People can only imagine how so much realism could ever be achieved by going back to the roots of Greek art and sculpture. Looking at and examining material and tools closely and also the exact techniques used to turn raw materials into outstanding masterpieces of art that some of still exist and being admired in Museums.
Closer investigation revealed that the early sculptures from porous limestone and bronze remained used even though marble became the choice of most artists. One of the most notable came from Naxos which were sparkling and close grained as well as Pentelic which were translucent and a rougher grain and turned honey coloured with age. Even though stone became the choice not only for easy workability but rather for decorative purposes as the majority of Greek sculptures were painted and not polished, many of these were simply to garishly for our refined tastes.
To quarry marble they used wooden wedges and bow drills in order to work at workable pieces. You will find that the large figures were hardly ever made from a huge block of marble but instead vital pieces like heads and arms sculpted separately and attached to the main body at a later stage using dowels. With the use of iron tools the artists would work at a single block from various directions by initially using a pointed tool to chip away large pieces that would be discarded.

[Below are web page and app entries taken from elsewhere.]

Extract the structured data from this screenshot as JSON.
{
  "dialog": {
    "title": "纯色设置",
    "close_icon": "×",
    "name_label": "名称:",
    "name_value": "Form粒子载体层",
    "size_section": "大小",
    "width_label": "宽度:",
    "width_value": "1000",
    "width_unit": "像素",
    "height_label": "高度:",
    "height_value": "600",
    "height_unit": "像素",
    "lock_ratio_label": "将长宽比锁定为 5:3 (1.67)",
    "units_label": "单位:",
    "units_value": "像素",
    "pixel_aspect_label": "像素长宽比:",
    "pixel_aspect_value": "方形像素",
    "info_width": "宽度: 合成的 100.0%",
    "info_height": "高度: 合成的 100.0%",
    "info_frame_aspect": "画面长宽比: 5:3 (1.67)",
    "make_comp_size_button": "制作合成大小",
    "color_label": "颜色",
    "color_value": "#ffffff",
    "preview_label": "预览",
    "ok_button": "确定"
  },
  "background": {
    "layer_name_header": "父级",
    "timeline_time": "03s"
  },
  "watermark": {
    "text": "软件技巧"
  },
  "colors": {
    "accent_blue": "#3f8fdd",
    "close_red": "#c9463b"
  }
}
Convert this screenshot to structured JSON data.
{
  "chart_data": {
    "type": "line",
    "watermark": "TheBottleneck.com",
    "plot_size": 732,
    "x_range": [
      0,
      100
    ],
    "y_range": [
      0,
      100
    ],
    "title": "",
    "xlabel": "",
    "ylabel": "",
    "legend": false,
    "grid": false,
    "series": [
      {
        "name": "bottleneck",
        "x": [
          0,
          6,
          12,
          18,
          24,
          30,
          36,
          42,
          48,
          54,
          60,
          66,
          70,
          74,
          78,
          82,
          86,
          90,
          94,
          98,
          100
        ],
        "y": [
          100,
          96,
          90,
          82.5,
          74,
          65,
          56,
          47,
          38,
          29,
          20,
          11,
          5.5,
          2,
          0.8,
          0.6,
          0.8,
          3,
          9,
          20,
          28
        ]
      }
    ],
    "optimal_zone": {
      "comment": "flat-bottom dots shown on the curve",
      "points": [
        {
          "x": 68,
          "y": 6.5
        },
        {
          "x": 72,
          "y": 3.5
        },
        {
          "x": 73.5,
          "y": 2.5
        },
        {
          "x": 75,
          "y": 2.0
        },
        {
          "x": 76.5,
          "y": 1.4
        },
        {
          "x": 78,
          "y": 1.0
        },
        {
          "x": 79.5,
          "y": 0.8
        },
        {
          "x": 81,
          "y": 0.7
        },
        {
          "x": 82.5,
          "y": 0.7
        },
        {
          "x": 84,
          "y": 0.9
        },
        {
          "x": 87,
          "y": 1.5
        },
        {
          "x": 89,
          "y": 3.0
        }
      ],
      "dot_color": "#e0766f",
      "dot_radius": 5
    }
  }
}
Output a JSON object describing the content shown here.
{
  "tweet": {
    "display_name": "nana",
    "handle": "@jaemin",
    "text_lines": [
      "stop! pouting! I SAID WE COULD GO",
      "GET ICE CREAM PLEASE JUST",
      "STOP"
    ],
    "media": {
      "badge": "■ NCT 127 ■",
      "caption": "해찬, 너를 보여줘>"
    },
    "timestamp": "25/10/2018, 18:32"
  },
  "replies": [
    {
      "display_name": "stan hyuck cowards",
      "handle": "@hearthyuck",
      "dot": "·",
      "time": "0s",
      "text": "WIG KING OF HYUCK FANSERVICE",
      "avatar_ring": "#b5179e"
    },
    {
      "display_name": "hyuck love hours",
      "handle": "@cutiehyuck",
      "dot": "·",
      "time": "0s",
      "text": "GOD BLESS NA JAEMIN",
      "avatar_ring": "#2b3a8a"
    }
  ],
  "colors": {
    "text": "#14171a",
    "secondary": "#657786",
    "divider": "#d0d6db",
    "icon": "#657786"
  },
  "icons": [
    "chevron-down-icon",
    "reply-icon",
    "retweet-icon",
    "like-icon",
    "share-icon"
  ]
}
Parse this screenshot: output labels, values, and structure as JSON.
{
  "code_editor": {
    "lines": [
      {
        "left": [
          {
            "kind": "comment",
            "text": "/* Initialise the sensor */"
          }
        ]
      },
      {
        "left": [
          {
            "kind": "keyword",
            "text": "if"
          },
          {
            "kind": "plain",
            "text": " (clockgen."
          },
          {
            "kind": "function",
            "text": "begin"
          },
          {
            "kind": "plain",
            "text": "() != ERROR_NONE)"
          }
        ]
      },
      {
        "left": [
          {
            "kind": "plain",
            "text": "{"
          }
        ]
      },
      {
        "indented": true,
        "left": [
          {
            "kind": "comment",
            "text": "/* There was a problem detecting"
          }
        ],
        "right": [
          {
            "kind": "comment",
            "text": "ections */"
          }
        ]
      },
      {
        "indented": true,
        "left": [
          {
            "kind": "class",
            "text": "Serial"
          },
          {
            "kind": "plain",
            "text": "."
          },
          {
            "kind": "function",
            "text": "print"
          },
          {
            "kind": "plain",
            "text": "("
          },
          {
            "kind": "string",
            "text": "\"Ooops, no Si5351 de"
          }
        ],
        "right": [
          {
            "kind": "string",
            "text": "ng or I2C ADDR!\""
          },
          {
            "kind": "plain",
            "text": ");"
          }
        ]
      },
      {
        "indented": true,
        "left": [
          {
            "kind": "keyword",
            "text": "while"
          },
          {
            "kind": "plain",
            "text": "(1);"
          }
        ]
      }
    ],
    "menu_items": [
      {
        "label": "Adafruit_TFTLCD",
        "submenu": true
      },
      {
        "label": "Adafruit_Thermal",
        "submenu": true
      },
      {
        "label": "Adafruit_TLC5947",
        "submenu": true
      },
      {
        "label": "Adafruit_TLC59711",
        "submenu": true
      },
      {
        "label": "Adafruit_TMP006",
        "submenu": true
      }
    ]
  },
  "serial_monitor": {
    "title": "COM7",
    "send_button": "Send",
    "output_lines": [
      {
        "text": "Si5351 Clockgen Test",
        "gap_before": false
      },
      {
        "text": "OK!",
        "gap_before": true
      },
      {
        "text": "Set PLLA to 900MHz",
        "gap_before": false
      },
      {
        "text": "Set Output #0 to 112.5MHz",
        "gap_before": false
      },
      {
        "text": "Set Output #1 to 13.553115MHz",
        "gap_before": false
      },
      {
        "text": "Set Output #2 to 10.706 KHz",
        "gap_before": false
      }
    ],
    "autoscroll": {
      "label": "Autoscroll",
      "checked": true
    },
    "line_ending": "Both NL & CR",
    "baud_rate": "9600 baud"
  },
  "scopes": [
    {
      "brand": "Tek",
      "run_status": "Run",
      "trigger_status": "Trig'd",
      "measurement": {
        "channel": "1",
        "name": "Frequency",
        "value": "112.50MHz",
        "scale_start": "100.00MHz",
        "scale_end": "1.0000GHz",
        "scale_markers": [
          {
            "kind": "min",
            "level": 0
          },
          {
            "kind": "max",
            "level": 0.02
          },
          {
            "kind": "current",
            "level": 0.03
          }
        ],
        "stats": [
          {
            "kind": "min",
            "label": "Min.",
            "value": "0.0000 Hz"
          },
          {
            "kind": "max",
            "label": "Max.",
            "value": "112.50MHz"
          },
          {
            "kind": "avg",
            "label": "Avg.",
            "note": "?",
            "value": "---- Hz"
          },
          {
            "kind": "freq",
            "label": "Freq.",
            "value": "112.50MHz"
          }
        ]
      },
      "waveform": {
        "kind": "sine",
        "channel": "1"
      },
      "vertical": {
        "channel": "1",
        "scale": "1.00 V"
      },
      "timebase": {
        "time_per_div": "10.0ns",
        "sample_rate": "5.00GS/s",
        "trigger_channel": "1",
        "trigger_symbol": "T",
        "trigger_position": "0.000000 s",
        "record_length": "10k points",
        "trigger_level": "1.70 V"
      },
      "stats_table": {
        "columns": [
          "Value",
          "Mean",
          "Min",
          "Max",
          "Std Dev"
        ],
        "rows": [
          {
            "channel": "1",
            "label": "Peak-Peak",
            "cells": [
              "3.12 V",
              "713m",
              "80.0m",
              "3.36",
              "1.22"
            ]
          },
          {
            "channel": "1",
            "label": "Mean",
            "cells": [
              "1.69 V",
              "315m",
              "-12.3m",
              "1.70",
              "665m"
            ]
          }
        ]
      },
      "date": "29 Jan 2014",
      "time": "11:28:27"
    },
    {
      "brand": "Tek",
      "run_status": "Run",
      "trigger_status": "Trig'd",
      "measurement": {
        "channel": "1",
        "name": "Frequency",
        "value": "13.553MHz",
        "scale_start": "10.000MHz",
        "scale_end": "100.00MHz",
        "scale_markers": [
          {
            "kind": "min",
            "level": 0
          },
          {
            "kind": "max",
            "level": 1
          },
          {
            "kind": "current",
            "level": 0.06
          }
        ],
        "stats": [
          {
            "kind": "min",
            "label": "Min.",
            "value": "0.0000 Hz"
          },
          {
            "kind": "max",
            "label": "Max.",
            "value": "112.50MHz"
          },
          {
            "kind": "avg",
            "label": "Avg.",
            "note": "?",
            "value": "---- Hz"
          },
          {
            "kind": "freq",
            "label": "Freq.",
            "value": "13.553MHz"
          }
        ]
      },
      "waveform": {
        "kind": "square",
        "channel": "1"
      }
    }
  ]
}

After this various chisels like small and drills, flat chisels and five-claw chisels would have been used in sculpting fine details. The sculptures surface was finished with abrasive powders, but rarely would you find polishing on them. After this the attaching was done by splints or placed on a column and finishing was done through painting with lips, eyebrows, hair and skin were always bright and unusual colours. Glass, crystal and bone materials were used for eyes while bronze would be used for adding jewellery, helmets, spears, etc.